“As our own work on agile has evolved, and we’ve collected learnings from global enterprises around the world looking to improve on agile, we developed key insights about more than space. They are about the intersection of culture, process and space.”Julie Barnhart-HoffmanDesigner, Principal, WorkSpace Futures
Steelcase developed key insights and workplace strategy implications to help IT reach its desired outcomes. Four key insights embody what researchers and designers have discovered need to be in place in order for agile to successfully take hold.
Make the Implicit, Explicit
Team members make their knowledge visible and accessible to the rest of the team; verbally and visually, vertically and horizontally and through analog and digital means.
Tinker, Test and Trust
Within agile, ‘failing’ results in great success because of the learning that occurs. Sharing challenges builds trust. And, small scale experimentation and celebrating the analog contribute to the team’s success.
Being present together, iterating based on customer feedback and accelerated improvements extends social learning over time. Agile teams launch to learn rather than launch and abandon (ex. release 1.0, release 2.0, etc.)
Measure, Improve, Focus
Agile teams sit side-by-side with customers and interact regularly. They embrace accountability, with measurements occurring at the team level providing for growth and anticipating future improvements.
Leverage Space in New Ways
Agile teams are present in the space, allowing for nuanced communication and nonverbal cues that enhance communication, empathy and trust.

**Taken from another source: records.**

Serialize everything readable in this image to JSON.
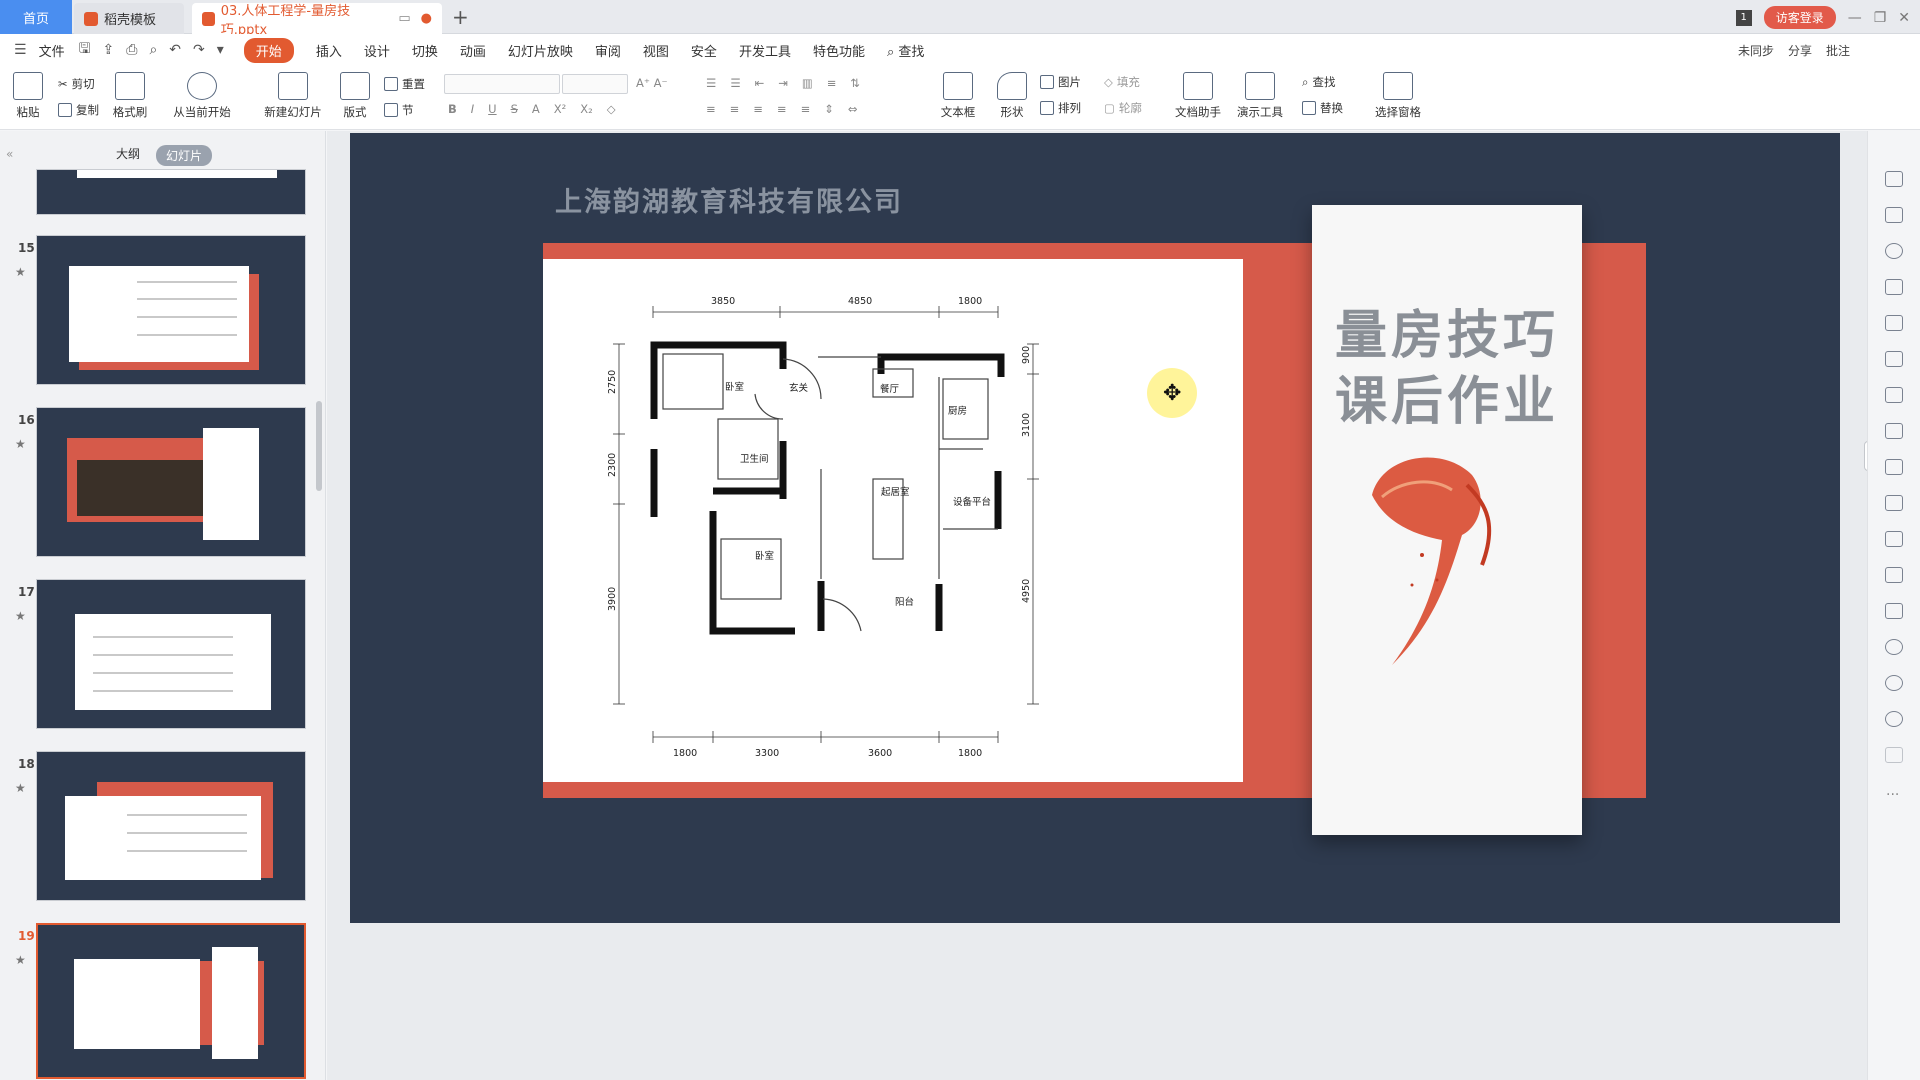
{
  "titlebar": {
    "home_tab": "首页",
    "template_tab": "稻壳模板",
    "doc_tab": "03.人体工程学-量房技巧.pptx",
    "badge": "1",
    "login": "访客登录"
  },
  "menu": {
    "file": "文件",
    "items": [
      "开始",
      "插入",
      "设计",
      "切换",
      "动画",
      "幻灯片放映",
      "审阅",
      "视图",
      "安全",
      "开发工具",
      "特色功能"
    ],
    "search": "查找",
    "right": [
      "未同步",
      "分享",
      "批注"
    ]
  },
  "ribbon": {
    "paste": "粘贴",
    "cut": "剪切",
    "copy": "复制",
    "format_painter": "格式刷",
    "play_from_current": "从当前开始",
    "new_slide": "新建幻灯片",
    "layout": "版式",
    "reset": "重置",
    "section": "节",
    "textbox": "文本框",
    "shape": "形状",
    "picture": "图片",
    "fill": "填充",
    "arrange": "排列",
    "outline": "轮廓",
    "doc_assistant": "文档助手",
    "present_tools": "演示工具",
    "find": "查找",
    "replace": "替换",
    "select_pane": "选择窗格"
  },
  "left_panel": {
    "tab_outline": "大纲",
    "tab_slides": "幻灯片",
    "thumbnails": [
      {
        "num": "15"
      },
      {
        "num": "16"
      },
      {
        "num": "17"
      },
      {
        "num": "18"
      },
      {
        "num": "19"
      }
    ]
  },
  "slide": {
    "company": "上海韵湖教育科技有限公司",
    "card_line1": "量房技巧",
    "card_line2": "课后作业",
    "plan": {
      "top_dims": [
        "3850",
        "4850",
        "1800"
      ],
      "bottom_dims": [
        "1800",
        "3300",
        "3600",
        "1800"
      ],
      "left_dims": [
        "2750",
        "2300",
        "3900"
      ],
      "right_dims": [
        "900",
        "3100",
        "4950"
      ],
      "rooms": [
        "卧室",
        "玄关",
        "餐厅",
        "厨房",
        "卫生间",
        "起居室",
        "设备平台",
        "卧室",
        "阳台"
      ]
    }
  },
  "colors": {
    "accent": "#e25a30",
    "slide_bg": "#2e3a4e",
    "slide_red": "#d65a4a"
  }
}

Presence increases the immediacy of information and shared knowledge, supporting speed in problem solving.
Embrace Ambient Awareness
Ambient awareness involves using the space around team areas and passageways to support people. The surrounding environment can let people mentally offload information or tasks by writing them down and posting them nearby until the time is right to come back to them. It can also allow for cognitive relief – letting people look out the window or at artwork to give them a way to reflect and rejuvenate.
Lead in New Ways
Embrace a New Perspective on Leadership
Agile requires leaders who enable, empower and eliminate roadblocks for their teams. They are servant-leaders, accessible to their teams and storytellers who connect their teams to the agile “why.” They also must be advocates of agile within the organization.
Hold the Big Picture
Agile teams need to see how their team and individual work connects to the overall company strategy. They cannot be successful until the broader organization embraces agile. Human Resources, IT and Facilities Management must work together.
Treat the Team as a Unit
Agile teams allow for self-expression and strong identities such as you’d find in a closely knit group. Rather than planning for individuals, plan for teams including ways to recognize individuals and the team.
Team members who think of themselves as part of this greater whole are more fulfilled and able to make greater contributions. By living together as neighbors, an agile community develops a common language, shares knowledge, develops skills and works in a cross-disciplinary manner.